Work to complete » Copy out each line of the material in which the word "value" can be found.

*** Block opens ***

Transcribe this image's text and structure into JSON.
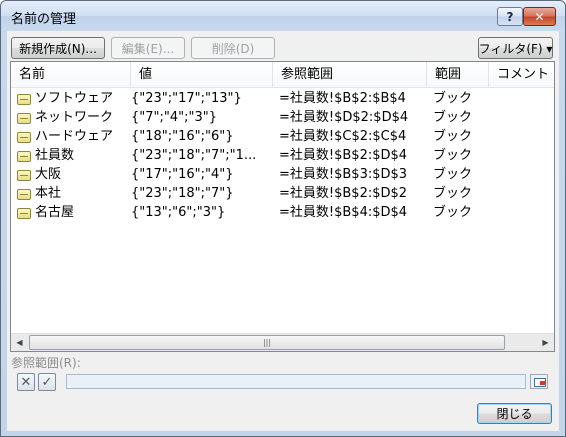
{
  "window": {
    "title": "名前の管理",
    "help_label": "?",
    "close_label": "✕"
  },
  "toolbar": {
    "new_label": "新規作成(N)...",
    "edit_label": "編集(E)...",
    "delete_label": "削除(D)",
    "filter_label": "フィルタ(F) ▾"
  },
  "table": {
    "columns": [
      "名前",
      "値",
      "参照範囲",
      "範囲",
      "コメント"
    ],
    "rows": [
      {
        "name": "ソフトウェア",
        "value": "{\"23\";\"17\";\"13\"}",
        "ref": "=社員数!$B$2:$B$4",
        "scope": "ブック",
        "comment": ""
      },
      {
        "name": "ネットワーク",
        "value": "{\"7\";\"4\";\"3\"}",
        "ref": "=社員数!$D$2:$D$4",
        "scope": "ブック",
        "comment": ""
      },
      {
        "name": "ハードウェア",
        "value": "{\"18\";\"16\";\"6\"}",
        "ref": "=社員数!$C$2:$C$4",
        "scope": "ブック",
        "comment": ""
      },
      {
        "name": "社員数",
        "value": "{\"23\";\"18\";\"7\";\"1...",
        "ref": "=社員数!$B$2:$D$4",
        "scope": "ブック",
        "comment": ""
      },
      {
        "name": "大阪",
        "value": "{\"17\";\"16\";\"4\"}",
        "ref": "=社員数!$B$3:$D$3",
        "scope": "ブック",
        "comment": ""
      },
      {
        "name": "本社",
        "value": "{\"23\";\"18\";\"7\"}",
        "ref": "=社員数!$B$2:$D$2",
        "scope": "ブック",
        "comment": ""
      },
      {
        "name": "名古屋",
        "value": "{\"13\";\"6\";\"3\"}",
        "ref": "=社員数!$B$4:$D$4",
        "scope": "ブック",
        "comment": ""
      }
    ]
  },
  "reference": {
    "label": "参照範囲(R):",
    "value": ""
  },
  "footer": {
    "close_label": "閉じる"
  },
  "colors": {
    "titlebar": "#cfdff2",
    "close_button": "#c2452b",
    "name_icon": "#e8dc86"
  }
}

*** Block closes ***

Completed task »
        "value": "{\"23\";\"17\";\"13\"}",
        "value": "{\"7\";\"4\";\"3\"}",
        "value": "{\"18\";\"16\";\"6\"}",
        "value": "{\"23\";\"18\";\"7\";\"1...",
        "value": "{\"17\";\"16\";\"4\"}",
        "value": "{\"23\";\"18\";\"7\"}",
        "value": "{\"13\";\"6\";\"3\"}",
    "value": ""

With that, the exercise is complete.